CHERE provides technical assistance to campuses, community-based agencies, and access programs that could benefit from an outside look at their access, first-year experience, or overall retention efforts, including insights into consistent application of such success indicators.
What Does Research on Promising and Best Practices Tell Us About FYE and Retention?
- Importance of exposure to college life, even the idea of going to college – or some other form of post-secondary education – while in high school, even middle school – including regular, systematic assessment of deficits and efforts to address those to arrive at agreed-upon state of “college readiness” – better measures needed, Accuplacer, Compass and beyond.

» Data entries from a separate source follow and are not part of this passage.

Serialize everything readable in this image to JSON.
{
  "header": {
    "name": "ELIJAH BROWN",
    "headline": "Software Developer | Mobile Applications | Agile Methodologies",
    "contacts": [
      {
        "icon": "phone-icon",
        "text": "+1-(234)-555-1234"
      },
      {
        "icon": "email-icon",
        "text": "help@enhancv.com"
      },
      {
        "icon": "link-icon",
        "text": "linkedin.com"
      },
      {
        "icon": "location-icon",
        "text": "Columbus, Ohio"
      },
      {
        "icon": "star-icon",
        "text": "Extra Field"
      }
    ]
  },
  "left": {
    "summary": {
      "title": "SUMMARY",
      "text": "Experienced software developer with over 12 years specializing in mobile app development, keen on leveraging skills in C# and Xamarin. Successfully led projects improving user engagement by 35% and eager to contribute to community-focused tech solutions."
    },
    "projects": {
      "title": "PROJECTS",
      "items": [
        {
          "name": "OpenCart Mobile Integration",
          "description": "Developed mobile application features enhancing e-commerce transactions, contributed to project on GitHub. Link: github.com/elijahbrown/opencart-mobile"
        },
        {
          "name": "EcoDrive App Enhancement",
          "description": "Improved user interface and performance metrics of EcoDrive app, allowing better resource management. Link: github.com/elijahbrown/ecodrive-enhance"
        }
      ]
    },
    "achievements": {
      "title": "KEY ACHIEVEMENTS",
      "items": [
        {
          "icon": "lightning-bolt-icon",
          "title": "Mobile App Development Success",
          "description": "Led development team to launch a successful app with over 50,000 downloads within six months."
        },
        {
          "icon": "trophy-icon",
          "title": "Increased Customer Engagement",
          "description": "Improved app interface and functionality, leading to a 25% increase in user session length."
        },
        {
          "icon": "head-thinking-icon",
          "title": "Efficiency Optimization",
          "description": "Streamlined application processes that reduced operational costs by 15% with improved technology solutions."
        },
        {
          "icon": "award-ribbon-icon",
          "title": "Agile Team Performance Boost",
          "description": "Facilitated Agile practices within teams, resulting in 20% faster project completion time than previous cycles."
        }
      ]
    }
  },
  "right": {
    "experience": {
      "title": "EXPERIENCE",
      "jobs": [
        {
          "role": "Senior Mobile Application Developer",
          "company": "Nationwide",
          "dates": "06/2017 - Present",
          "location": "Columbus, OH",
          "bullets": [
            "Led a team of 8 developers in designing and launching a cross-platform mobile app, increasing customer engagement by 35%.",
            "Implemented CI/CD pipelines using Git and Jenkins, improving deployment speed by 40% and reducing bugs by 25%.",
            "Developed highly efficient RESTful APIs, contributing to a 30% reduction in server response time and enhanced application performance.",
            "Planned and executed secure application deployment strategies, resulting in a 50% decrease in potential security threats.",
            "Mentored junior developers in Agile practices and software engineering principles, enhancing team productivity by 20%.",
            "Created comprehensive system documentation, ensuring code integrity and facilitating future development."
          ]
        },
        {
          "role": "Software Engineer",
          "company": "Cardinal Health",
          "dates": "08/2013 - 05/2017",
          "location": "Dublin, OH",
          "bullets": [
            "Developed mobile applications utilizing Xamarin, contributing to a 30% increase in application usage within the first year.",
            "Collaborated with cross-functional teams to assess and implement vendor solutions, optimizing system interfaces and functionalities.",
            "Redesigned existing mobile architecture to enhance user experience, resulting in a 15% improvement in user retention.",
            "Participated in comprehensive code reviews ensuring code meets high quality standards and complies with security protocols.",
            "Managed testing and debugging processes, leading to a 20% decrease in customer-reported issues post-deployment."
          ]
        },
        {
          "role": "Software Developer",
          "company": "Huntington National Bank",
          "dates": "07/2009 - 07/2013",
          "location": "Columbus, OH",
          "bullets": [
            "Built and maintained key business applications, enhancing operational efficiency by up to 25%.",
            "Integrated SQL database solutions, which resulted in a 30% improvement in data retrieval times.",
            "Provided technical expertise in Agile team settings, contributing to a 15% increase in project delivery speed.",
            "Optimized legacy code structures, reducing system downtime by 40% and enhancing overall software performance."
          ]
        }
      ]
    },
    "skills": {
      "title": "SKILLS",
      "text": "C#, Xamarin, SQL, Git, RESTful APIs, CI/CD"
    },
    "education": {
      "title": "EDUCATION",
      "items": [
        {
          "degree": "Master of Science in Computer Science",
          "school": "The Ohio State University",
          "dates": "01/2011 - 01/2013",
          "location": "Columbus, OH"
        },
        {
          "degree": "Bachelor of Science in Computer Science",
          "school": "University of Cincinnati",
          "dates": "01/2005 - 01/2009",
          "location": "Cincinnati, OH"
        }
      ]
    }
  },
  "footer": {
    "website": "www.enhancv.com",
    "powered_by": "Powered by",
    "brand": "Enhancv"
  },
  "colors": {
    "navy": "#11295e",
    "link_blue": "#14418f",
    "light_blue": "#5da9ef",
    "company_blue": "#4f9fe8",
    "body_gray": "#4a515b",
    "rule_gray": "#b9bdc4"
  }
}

- Value of participation in a bridge program, both “summer before” and earlier (e.g., summer programs, before enrollment, that combine skill-building, assessment, deficit reduction, and fun).
- Once on campus, quickly getting to know a significant adult (e.g., faculty, counselor, Peer Mentor) who knows youths’ name and background – ideally in communication with high school counselor/advisor via “seamless counseling.”
- Inventorying campus survival skills (e.g., David’s “Campus and Life Success Plan” – see copies).
- Quality FYE course: content and process with an interactive teacher. FYE courses are the cutting edge of effective retention. If freshmen do not get off to a good start, they’re in trouble.
- Early exposure to career interests, especially at community colleges
- Compatible roommate(s) and other friends
- Quickly getting involved on campus: formal and informal bonding
- Early exposure to the library, Liberians, library resources
- Developing discipline about studying – ideally, learned in high school, but it’s never too late – minimum of partying.
- Participating in learning communities: FYE, other courses, group projects.
- Not too much paid work
- Lack of financial worries and not too much debt
- Special focus on writing and research skills
- Maintaining healthy family connections
(Note: The book/inventory/guide, Fulfilling the Promise of Community Colleges, from The National Center for First Year Experience and Students in Transition (2011) provides an excellent set of articles on “what works at community colleges,” including a larger survey of community college students.)